Immunisation is the only effective prevention of tetanus. Tetanus toxoid is an effective, safe, stable and inexpensive vaccine that can be given to all ages, to pregnant women and to immunocompromised individuals.

Most countries recommend a minimum of five doses of tetanus toxoid vaccine over 12–15 years, starting in infancy. Further booster doses can be given in early adulthood, to ensure long-lasting protection. 

Opportunistic immunisation of people who are treated for wounds and cuts is important for maintaining high protection levels, as is targeted vaccination of population groups born before general immunisations programmes started.

Tetanus antibody levels decline with increasing age which helps explain why the highest tetanus incidence in Europe is among the elderly. Booster vaccination of elderly people can improve protection against tetanus. Maternal tetanus antibodies passively protect newborns, and immunising pregnant women remain an important intervention for the prevention of neonatal tetanus in countries with low protection levels in the adult population.

Vaccination schedules for the European countries can be reviewed here.

Tetanus vaccination

Publication

Expert opinion on childhood immunisation schedule: Diphtheria-tetanus-pertussis (DTP) vaccination

expert opinion -

Immunisation & childhood vaccination

Questions and answers about childhood vaccination

Publication

Let’s talk about protection: enhancing childhood vaccination uptake

public health guidance -

Publication

Let’s talk about hesitancy: enhancing confidence in vaccination and uptake

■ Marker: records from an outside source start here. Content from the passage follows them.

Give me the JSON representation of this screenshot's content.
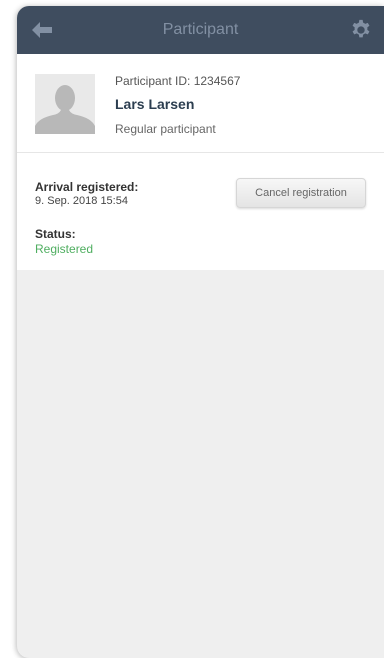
{
  "header": {
    "title": "Participant",
    "back_icon": "arrow-left-icon",
    "settings_icon": "gear-icon",
    "background_color": "#3f4d5f"
  },
  "participant": {
    "id_text": "Participant ID: 1234567",
    "name": "Lars Larsen",
    "type": "Regular participant",
    "avatar_icon": "person-silhouette-icon"
  },
  "arrival": {
    "label": "Arrival registered:",
    "value": "9. Sep. 2018 15:54"
  },
  "actions": {
    "cancel_label": "Cancel registration"
  },
  "status": {
    "label": "Status:",
    "value": "Registered",
    "color": "#4fae60"
  }
}
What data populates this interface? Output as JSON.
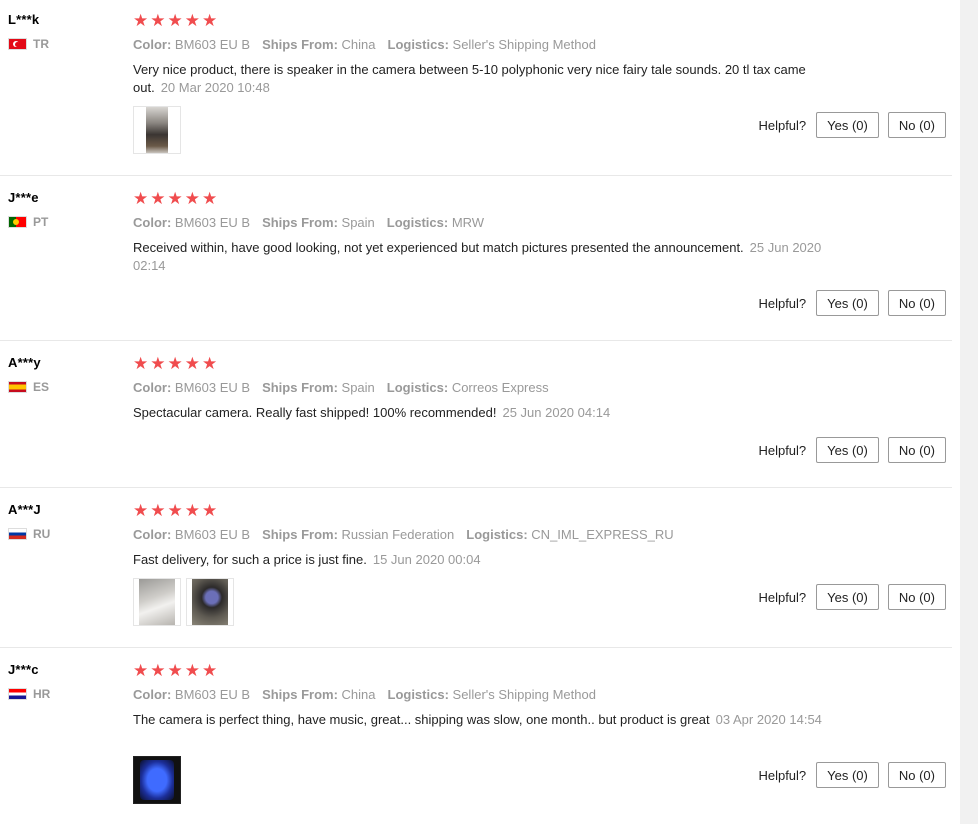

technical guidance -

Data

Communication toolkit on immunisation: How to increase immunisation uptake

communication toolkit, tool

Publication

Communication on immunisation – building trust

technical guidance, guide -